For the purposes of creating a demo, I decided to use a more flexible and configurable solution than HCIBench to generate the load. Instead, I created my own VMs so that I could have full control over them. Each host got two VMs with 8 VMDKs per VM. This turned out to be the optimal number of VMs to spread enough threads over all of the namespaces while making management easier by minimizing the number. I used CentOS 7.6 as the OS and gave each 8 vCPUs and 8GB of vRAM with a single network interface. Each VM had the 8 VMDKs mounted as regular hard disks (not NVMe controllers), as testing showed that there was no significant performance difference with either choice. I again used the vSAN Default Storage Policy with deduplication and compression disabled.
I created a separate VM to run Windows Server 2019 from which I used the Iometer tool to generate the load against the hosts. An Iometer worker was assigned to each of the VMDKs on each host with 16 and 1 threads (outstanding IO) for 4K random and 128K sequential workloads respectively. The optimal number of threads was determined from simple trial and error. The goal is to maximize IOPS for 4K random reads and maximize throughput (GB/s) in 128K sequential reads, while also maintaining a reasonable latency for each. There is a certain point where your performance will no longer increase, but your latency will, and that is where I stop adding threads.
And the winner was… Performance!
Enough technical talk—let’s talk about performance. If I told you that you could get amazing performance with a single drive prior to your knowledge of NVMe, namespaces, and the Micron 9300 SSD, you’d probably call me crazy. However, with this solution, I was able to drive more performance from a single drive than most solutions do with 20+ physical drives… In a much smaller form factor… With higher density… And using less power… Creating less heat… Reducing your TCO…
With this configuration, I was able to push 750K IOPS (4k random reads) and over 11.5GB/s (128K sequential reads)! The throughput was so high, in fact, that I had to add a third NIC to the solution so that vSAN could have two dedicated NICs. I was hitting over 21Gbps average per node, seeing over 25Gbps at times with some nodes. That means I’m driving more performance than is even possible with dual 10GbE NICs, even if you were to give them both to vSAN with no reserve for vMotion, management, or other network functions.

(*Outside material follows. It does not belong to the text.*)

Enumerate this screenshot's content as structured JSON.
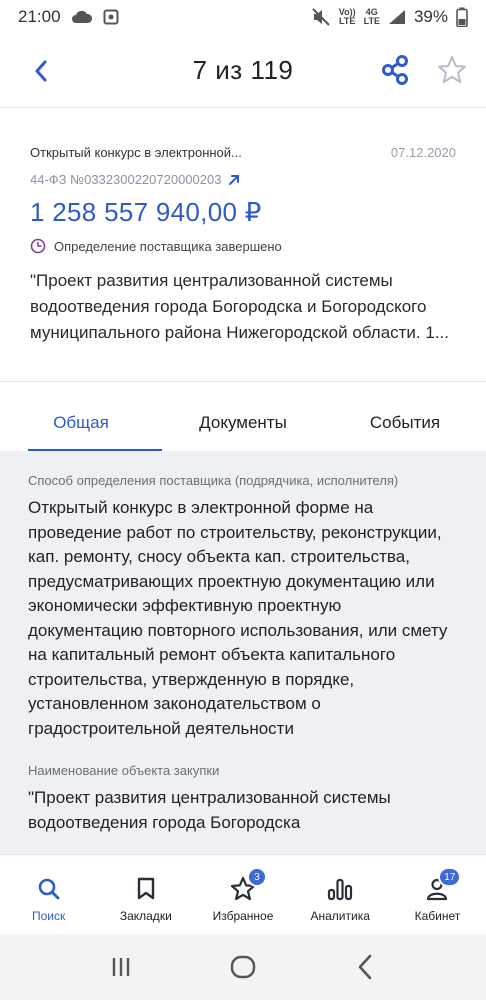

Because the demo was running live in VMworld’s Solutions Exchange (not in a temperature-controlled lab environment), noise was a concern. I reduced the power settings to “Energy Efficient” which slightly reduced performance, though it still maintained 550K+ IOPS for four days. This was a straight 4K random-read test, which is why the throughput was only 2GB/s. Had I switched the block size to 128K, you would have seen the throughput jump to about 8GB/s and IOPS reduce to about 62K IOPS.
Note that each node ran two VMs, hence why there were eight separate numbers being reported for each metric. Along with the eight load VMs, I was running a three-node Elasticsearch cluster with Kibana (using Metricbeat running on each of the VMs to collect host metrics), as well as the vCenter Server Appliance, and a Windows server for management. Even with 14 total VMs running in this cluster, these drives delivered this performance with little effort.
The demo gathered quite a bit of interest at VMworld. I gave a few presentations a day on this configuration and was even invited to join a podcast with the guys at Virtually Speaking (@virtspeaking) to talk about the future of vSAN, all-flash, namespaces, networking, endurance, cost, TCO, and more.
We have plans to test this further and come up with more use cases for it. Micron and VMware are in talks and we hope to see it as a supported configuration in the near future. Don’t forget, people wondered at Micron storage experts who showed up to VMworld 2014 with an all-flash vSAN cluster before that was a thing. People thought we were crazy then, too! 😉